Colin Carberry, 14 Jun 2010
Magherafelt may not strike you as the best lift-off spot for a career in pop music. But travel back in time to Bryson's Bar in the mid-Noughties and you'll find a crowd of kids forming bands, attending gigs, and dreaming up grand plans. General Fiasco and Duke Special started off there – as did Shauna Tohill's Silhouette.
"We weren't taking things too seriously,” says the singer-songwriter. "We were all in bands and playing in each other's groups. We were young and everything was so much fun. Magherafelt is a great place. There's a big group of rockers in the town – and, with a venue like Bryson's, there's always loads of live music. Then you'd people like Peter Fleming and Paddy Glasgow being really encouraging. It's a real little hub.”

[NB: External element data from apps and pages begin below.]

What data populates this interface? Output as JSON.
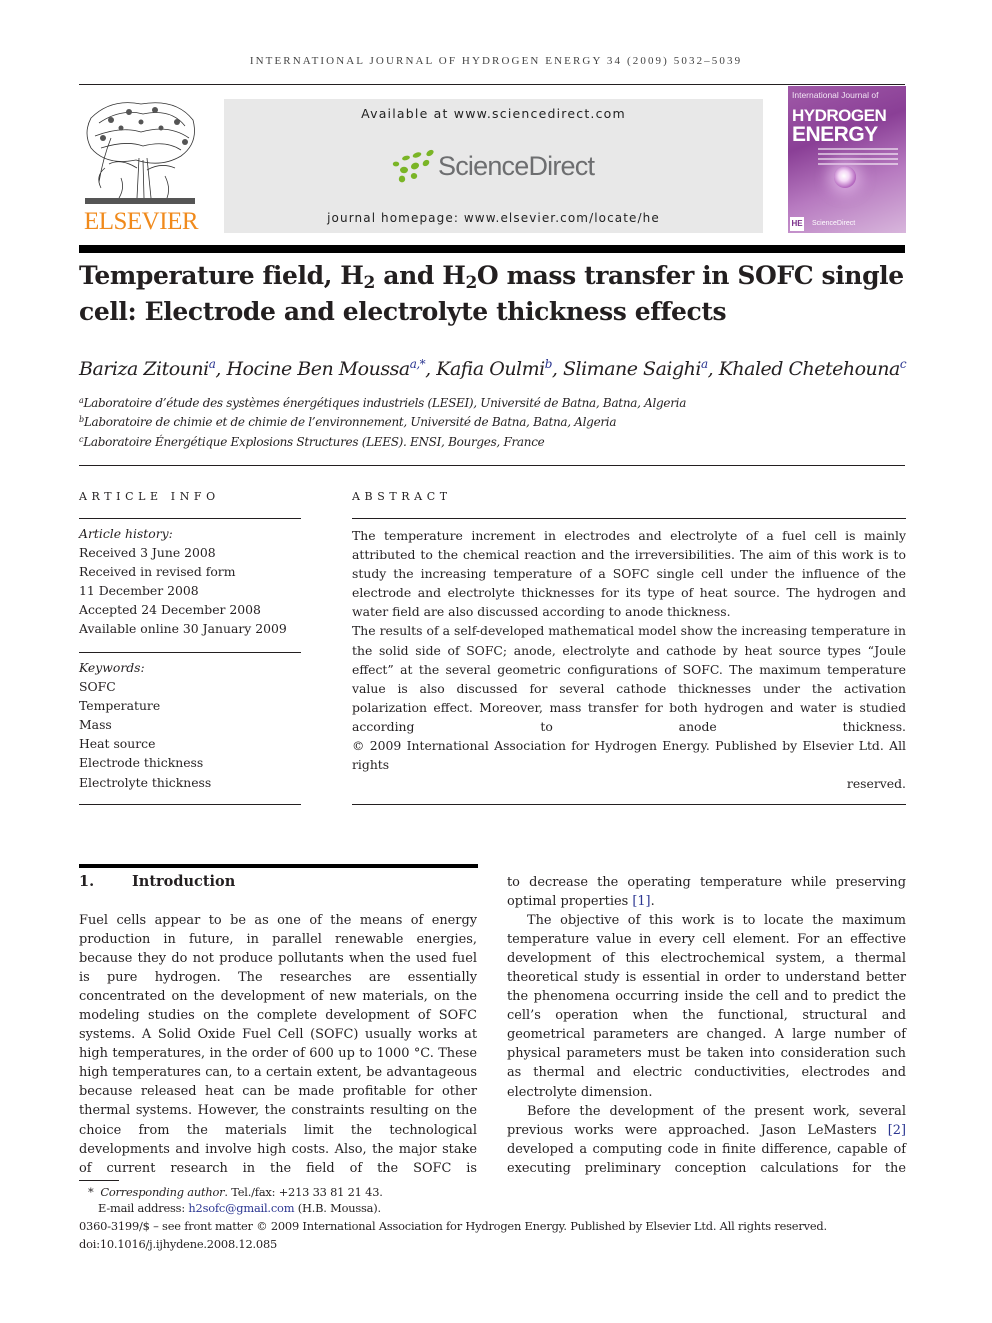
{
  "running_head": "INTERNATIONAL JOURNAL OF HYDROGEN ENERGY 34 (2009) 5032–5039",
  "masthead": {
    "publisher_logo": "ELSEVIER",
    "available_at": "Available at www.sciencedirect.com",
    "sciencedirect_logo": "ScienceDirect",
    "journal_homepage": "journal homepage: www.elsevier.com/locate/he",
    "cover": {
      "line1": "International Journal of",
      "line2": "HYDROGEN",
      "line3": "ENERGY",
      "badge": "HE",
      "footer": "ScienceDirect"
    },
    "colors": {
      "elsevier_orange": "#f08a1c",
      "sciencedirect_green": "#7ab526",
      "sciencedirect_grey": "#6d6e70",
      "cover_purple": "#8a3f96",
      "link_blue": "#2a3590"
    }
  },
  "article": {
    "title_parts": {
      "p1": "Temperature field, H",
      "sub1": "2",
      "p2": " and H",
      "sub2": "2",
      "p3": "O mass transfer in SOFC single",
      "line2": "cell: Electrode and electrolyte thickness effects"
    },
    "authors": [
      {
        "name": "Bariza Zitouni",
        "sup": "a",
        "sep": ", "
      },
      {
        "name": "Hocine Ben Moussa",
        "sup": "a,*",
        "sep": ", "
      },
      {
        "name": "Kafia Oulmi",
        "sup": "b",
        "sep": ", "
      },
      {
        "name": "Slimane Saighi",
        "sup": "a",
        "sep": ", "
      },
      {
        "name": "Khaled Chetehouna",
        "sup": "c",
        "sep": ""
      }
    ],
    "affiliations": [
      {
        "mark": "a",
        "text": "Laboratoire d’étude des systèmes énergétiques industriels (LESEI), Université de Batna, Batna, Algeria"
      },
      {
        "mark": "b",
        "text": "Laboratoire de chimie et de chimie de l’environnement, Université de Batna, Batna, Algeria"
      },
      {
        "mark": "c",
        "text": "Laboratoire Énergétique Explosions Structures (LEES). ENSI, Bourges, France"
      }
    ]
  },
  "article_info": {
    "heading": "ARTICLE INFO",
    "history_label": "Article history:",
    "history": [
      "Received 3 June 2008",
      "Received in revised form",
      "11 December 2008",
      "Accepted 24 December 2008",
      "Available online 30 January 2009"
    ],
    "keywords_label": "Keywords:",
    "keywords": [
      "SOFC",
      "Temperature",
      "Mass",
      "Heat source",
      "Electrode thickness",
      "Electrolyte thickness"
    ]
  },
  "abstract": {
    "heading": "ABSTRACT",
    "paragraphs": [
      "The temperature increment in electrodes and electrolyte of a fuel cell is mainly attributed to the chemical reaction and the irreversibilities. The aim of this work is to study the increasing temperature of a SOFC single cell under the influence of the electrode and electrolyte thicknesses for its type of heat source. The hydrogen and water field are also discussed according to anode thickness.",
      "The results of a self-developed mathematical model show the increasing temperature in the solid side of SOFC; anode, electrolyte and cathode by heat source types “Joule effect” at the several geometric configurations of SOFC. The maximum temperature value is also discussed for several cathode thicknesses under the activation polarization effect. Moreover, mass transfer for both hydrogen and water is studied according to anode thickness.",
      "© 2009 International Association for Hydrogen Energy. Published by Elsevier Ltd. All rights"
    ],
    "last_line": "reserved."
  },
  "introduction": {
    "number": "1.",
    "heading": "Introduction",
    "left_column": "Fuel cells appear to be as one of the means of energy production in future, in parallel renewable energies, because they do not produce pollutants when the used fuel is pure hydrogen. The researches are essentially concentrated on the development of new materials, on the modeling studies on the complete development of SOFC systems. A Solid Oxide Fuel Cell (SOFC) usually works at high temperatures, in the order of 600 up to 1000 °C. These high temperatures can, to a certain extent, be advantageous because released heat can be made profitable for other thermal systems. However, the constraints resulting on the choice from the materials limit the technological developments and involve high costs. Also, the major stake of current research in the field of the SOFC is",
    "right_column": {
      "p1_text": "to decrease the operating temperature while preserving optimal properties ",
      "p1_ref": "[1]",
      "p1_end": ".",
      "p2": "The objective of this work is to locate the maximum temperature value in every cell element. For an effective development of this electrochemical system, a thermal theoretical study is essential in order to understand better the phenomena occurring inside the cell and to predict the cell’s operation when the functional, structural and geometrical parameters are changed. A large number of physical parameters must be taken into consideration such as thermal and electric conductivities, electrodes and electrolyte dimension.",
      "p3_text": "Before the development of the present work, several previous works were approached. Jason LeMasters ",
      "p3_ref": "[2]",
      "p3_end": " developed a computing code in finite difference, capable of executing preliminary conception calculations for the"
    }
  },
  "footnotes": {
    "star": "*",
    "corresponding_label": "Corresponding author",
    "corresponding_rest": ". Tel./fax: +213 33 81 21 43.",
    "email_label": "E-mail address: ",
    "email": "h2sofc@gmail.com",
    "email_after": " (H.B. Moussa).",
    "issn_line": "0360-3199/$ – see front matter © 2009 International Association for Hydrogen Energy. Published by Elsevier Ltd. All rights reserved.",
    "doi": "doi:10.1016/j.ijhydene.2008.12.085"
  }
}
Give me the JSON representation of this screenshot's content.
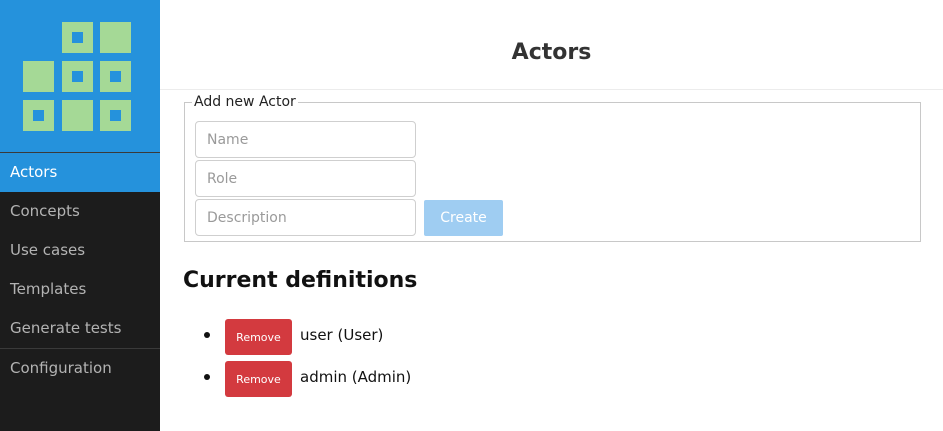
{
  "colors": {
    "brand": "#2592dc",
    "sidebar_bg": "#1c1c1c",
    "logo_light": "#a5d996",
    "create_button": "#9fcdf2",
    "remove_button": "#d33a3f"
  },
  "logo": {
    "icon": "grid-logo-icon"
  },
  "sidebar": {
    "items": [
      {
        "label": "Actors",
        "active": true
      },
      {
        "label": "Concepts",
        "active": false
      },
      {
        "label": "Use cases",
        "active": false
      },
      {
        "label": "Templates",
        "active": false
      },
      {
        "label": "Generate tests",
        "active": false
      },
      {
        "label": "Configuration",
        "active": false
      }
    ]
  },
  "header": {
    "title": "Actors"
  },
  "form": {
    "legend": "Add new Actor",
    "name": {
      "value": "",
      "placeholder": "Name"
    },
    "role": {
      "value": "",
      "placeholder": "Role"
    },
    "description": {
      "value": "",
      "placeholder": "Description"
    },
    "create_label": "Create"
  },
  "definitions": {
    "title": "Current definitions",
    "remove_label": "Remove",
    "items": [
      {
        "text": "user (User)"
      },
      {
        "text": "admin (Admin)"
      }
    ]
  }
}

Tohill's youthful front-row presence at most of the gigs taking place in her hometown was entirely predictable in light of her family background. Not only are her parents both respected local musicians, her grandmother, Eileen Donaghy, was a well-known folk singer (credited with having recorded the definitive version of "My Lagan Love') who enjoyed success on both sides of the Atlantic.
Yet while it's no shock to discover she inherited the family's musical gene, it's still a bit of a surprise to find out just how early on it manifested itself.
"I wrote my first song when I was eight,” she laughs. "Alvin and The Chipmunks had a song called "Rock and Roll Chipmunks' and it was all about a Chipmunk forming a band with his brothers. I said to my sisters, "why can't we do that?' and went upstairs and wrote a reply to it. It was actually alright. I might play it even again sometime.”
Thankfully, in recent years, Shauna has drawn inspiration from other less animated sources.
After moving to Belfast following the break-up of her band Angel Fall, she picked up session work with the likes of Joe Echo and Cat Malojian. More significantly, though, her early days on Lagan-side saw her make the first tentative steps in dreaming up a compelling solo persona.